To prevent future deaths from this Xylazine, Senator Chuck Schumer is calling for the federal government to provide $537 million for local law enforcement which Wayne County Sheriff Rob Milby says will strengthen their crackdown on the distribution of Xylazine at the county level.  

“We have resumed those efforts now so that money will help us with our investigation in getting to the table with our county stakeholders,” Sheriff Milby said. “In order to advance those investigations together with our neighboring counties like Monroe who’s having this crisis to form taskforces.”  

“It’s a 66% increase and that’s a big increase that would be approved this summer,” Sen. Schumer explained. “To arrive for law enforcement here in Monroe and Wayne County plus elsewhere in the fall.”  

Xylazine is commonly used by veterinarians to tranquilize large animals, so it’s not illegal to buy. But Sen. Schumer accuses drug dealers of purchasing it from providers overseas in China, then mixing it with other drugs like fentanyl and heroin.  

“So far we have not seen the interference of the drug Xylazine when it’s used by veterinarians being stolen or purloined by drug dealers,” the Senate Majority Leader continued. “It’s almost all foreign markets.”   

Last year, 59 fatal overdoses in Monroe County were caused by Xylazine being involved.

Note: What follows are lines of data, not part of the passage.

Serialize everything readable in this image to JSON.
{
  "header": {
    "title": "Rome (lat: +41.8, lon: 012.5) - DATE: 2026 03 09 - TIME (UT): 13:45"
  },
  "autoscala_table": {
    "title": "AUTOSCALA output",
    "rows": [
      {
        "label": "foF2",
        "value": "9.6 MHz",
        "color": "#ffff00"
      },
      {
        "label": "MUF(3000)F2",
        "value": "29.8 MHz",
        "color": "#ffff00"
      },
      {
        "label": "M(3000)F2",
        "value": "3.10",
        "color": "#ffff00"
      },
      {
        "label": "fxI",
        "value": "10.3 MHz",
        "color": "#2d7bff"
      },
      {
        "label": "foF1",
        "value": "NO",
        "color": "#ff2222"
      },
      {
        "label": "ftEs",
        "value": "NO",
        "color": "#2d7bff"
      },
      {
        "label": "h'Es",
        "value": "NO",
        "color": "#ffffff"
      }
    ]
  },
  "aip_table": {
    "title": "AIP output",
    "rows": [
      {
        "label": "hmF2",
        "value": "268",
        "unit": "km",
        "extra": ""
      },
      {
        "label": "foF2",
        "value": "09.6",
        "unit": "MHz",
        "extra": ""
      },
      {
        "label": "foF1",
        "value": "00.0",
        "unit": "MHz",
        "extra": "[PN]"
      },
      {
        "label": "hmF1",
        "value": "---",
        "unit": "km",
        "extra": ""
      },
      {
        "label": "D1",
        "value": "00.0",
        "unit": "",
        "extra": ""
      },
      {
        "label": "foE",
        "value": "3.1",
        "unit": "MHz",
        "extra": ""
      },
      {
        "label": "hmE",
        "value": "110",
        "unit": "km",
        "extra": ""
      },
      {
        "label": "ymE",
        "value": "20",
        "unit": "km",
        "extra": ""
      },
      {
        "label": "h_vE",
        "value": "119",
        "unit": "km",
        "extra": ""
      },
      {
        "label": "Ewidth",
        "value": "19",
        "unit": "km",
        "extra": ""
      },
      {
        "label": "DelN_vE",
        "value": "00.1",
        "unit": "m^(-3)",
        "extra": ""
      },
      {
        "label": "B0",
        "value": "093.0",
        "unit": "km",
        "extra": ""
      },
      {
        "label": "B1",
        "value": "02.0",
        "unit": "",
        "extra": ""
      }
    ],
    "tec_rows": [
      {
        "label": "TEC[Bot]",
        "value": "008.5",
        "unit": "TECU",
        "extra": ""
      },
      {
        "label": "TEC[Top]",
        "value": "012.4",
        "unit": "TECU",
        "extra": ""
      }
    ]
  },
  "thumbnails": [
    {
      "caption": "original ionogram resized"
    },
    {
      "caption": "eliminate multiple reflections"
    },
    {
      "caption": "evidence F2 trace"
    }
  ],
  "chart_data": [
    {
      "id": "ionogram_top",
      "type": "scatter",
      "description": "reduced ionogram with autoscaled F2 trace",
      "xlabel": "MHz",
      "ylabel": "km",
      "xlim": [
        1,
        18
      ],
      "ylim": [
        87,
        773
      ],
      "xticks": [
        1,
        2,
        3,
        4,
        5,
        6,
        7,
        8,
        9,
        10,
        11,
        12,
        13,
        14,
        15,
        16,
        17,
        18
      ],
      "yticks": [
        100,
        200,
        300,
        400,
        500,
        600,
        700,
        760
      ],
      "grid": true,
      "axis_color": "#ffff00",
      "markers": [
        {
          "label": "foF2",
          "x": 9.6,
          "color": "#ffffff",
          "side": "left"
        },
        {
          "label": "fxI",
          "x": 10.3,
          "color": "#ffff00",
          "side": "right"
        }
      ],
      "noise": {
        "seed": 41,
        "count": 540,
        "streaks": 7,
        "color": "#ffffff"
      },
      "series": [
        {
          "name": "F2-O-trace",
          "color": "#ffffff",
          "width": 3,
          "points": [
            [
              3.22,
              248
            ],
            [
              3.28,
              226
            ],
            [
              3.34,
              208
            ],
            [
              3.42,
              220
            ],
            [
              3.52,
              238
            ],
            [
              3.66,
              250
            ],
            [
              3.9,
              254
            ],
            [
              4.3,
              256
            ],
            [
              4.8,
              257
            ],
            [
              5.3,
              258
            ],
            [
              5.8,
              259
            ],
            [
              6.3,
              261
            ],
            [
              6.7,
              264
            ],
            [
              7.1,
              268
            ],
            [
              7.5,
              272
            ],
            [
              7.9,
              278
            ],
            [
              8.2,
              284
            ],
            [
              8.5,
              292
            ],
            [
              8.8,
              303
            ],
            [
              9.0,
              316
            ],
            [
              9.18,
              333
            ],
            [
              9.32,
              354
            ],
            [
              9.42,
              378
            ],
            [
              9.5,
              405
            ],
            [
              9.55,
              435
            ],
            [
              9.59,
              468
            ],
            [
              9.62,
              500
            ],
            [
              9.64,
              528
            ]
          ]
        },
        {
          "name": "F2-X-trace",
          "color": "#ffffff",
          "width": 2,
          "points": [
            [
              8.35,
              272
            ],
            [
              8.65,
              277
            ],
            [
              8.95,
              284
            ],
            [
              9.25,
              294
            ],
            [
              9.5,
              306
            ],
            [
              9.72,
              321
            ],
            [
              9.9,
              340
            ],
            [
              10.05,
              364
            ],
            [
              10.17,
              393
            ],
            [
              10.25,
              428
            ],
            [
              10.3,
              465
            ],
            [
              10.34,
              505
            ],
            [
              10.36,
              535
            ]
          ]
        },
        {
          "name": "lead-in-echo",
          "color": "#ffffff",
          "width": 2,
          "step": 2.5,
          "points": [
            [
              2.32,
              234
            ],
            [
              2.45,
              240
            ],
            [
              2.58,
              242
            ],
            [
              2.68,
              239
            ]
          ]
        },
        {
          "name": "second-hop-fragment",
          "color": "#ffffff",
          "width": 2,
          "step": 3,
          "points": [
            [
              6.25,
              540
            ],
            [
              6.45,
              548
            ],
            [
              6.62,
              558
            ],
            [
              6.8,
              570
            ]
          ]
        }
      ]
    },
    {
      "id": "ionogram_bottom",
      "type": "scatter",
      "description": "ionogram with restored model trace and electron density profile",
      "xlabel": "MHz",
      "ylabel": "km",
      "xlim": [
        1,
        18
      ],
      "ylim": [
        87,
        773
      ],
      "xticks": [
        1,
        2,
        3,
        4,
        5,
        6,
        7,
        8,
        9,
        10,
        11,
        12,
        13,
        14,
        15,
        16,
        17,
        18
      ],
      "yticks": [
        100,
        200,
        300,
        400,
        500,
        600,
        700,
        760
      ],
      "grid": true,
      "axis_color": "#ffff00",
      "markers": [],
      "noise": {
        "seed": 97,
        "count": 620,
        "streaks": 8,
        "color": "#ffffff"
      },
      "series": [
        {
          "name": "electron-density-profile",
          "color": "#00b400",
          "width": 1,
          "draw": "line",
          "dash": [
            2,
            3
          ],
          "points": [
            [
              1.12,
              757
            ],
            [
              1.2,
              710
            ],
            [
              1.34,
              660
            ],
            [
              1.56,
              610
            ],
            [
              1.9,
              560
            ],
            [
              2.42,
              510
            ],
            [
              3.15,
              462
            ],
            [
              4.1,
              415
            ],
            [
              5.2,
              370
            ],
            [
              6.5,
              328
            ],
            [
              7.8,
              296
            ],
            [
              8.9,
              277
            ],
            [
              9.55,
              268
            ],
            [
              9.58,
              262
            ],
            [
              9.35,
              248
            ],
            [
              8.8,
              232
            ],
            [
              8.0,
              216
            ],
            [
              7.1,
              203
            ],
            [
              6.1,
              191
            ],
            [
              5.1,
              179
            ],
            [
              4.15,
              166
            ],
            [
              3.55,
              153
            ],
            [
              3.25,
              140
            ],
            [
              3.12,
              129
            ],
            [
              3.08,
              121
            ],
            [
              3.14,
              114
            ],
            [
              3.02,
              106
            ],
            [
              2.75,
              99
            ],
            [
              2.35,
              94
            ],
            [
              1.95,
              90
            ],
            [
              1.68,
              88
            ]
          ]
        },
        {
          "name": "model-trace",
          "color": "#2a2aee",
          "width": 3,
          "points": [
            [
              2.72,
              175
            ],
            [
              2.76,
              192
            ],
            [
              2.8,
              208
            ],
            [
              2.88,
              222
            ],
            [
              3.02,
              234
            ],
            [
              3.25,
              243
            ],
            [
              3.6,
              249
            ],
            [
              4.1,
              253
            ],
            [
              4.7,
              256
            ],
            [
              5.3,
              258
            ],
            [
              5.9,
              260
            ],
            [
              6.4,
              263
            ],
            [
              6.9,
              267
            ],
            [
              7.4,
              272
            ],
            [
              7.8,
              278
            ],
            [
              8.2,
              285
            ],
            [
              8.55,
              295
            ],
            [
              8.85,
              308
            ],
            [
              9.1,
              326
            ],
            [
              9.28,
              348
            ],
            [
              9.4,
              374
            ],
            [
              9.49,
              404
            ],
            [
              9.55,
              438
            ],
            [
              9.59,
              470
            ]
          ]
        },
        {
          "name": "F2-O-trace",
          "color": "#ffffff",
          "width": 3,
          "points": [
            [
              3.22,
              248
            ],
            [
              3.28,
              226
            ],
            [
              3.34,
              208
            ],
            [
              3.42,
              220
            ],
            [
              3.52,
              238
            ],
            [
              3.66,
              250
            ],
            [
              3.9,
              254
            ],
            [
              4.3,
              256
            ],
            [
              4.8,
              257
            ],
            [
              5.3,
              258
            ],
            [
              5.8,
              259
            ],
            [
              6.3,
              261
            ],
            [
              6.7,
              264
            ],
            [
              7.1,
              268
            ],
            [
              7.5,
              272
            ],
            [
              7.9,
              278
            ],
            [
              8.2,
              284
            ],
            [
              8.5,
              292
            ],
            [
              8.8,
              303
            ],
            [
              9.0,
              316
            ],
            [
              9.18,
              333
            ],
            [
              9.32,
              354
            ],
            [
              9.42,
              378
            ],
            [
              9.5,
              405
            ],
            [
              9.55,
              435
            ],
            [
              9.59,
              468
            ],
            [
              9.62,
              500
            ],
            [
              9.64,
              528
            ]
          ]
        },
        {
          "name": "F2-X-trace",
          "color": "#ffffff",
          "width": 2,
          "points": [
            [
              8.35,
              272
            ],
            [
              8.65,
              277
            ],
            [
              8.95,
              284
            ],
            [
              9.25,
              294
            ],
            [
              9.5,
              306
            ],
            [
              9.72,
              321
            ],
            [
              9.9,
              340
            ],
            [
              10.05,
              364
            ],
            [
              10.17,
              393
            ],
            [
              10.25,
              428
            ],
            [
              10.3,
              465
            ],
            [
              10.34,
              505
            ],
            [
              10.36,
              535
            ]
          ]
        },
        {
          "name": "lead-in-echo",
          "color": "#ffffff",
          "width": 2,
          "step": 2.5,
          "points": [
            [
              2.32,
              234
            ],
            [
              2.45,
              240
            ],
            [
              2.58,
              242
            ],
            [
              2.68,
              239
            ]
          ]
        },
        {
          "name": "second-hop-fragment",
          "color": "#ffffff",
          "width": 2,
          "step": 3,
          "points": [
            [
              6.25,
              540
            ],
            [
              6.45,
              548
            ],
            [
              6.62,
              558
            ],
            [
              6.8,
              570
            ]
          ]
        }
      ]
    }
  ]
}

While Wayne County experienced three, with ten more under investigation. Narcan doesn’t treat the effects of Xylazine, but medical experts still urge you to apply it to a victim to treat the drugs it’s mixed with.  

“Even though that won’t impact or affect Xylazine, it will offset the opioid overdose,” Wayne County Director of Mental Health James Haitz told us. “So, we still encourage folks to use Narcan.”  

Sen. Schumer is also asking the FDA to work closely with the DEA to track down illicit sources of Xylazine coming through the Northeast and Upstate New York from overseas and at border entry points.  

The Monroe County Sheriff’s Office at the event said this drug doesn’t appear to be centered in a particular age group or demographic. They’ve seen it affect drug addicts of all backgrounds.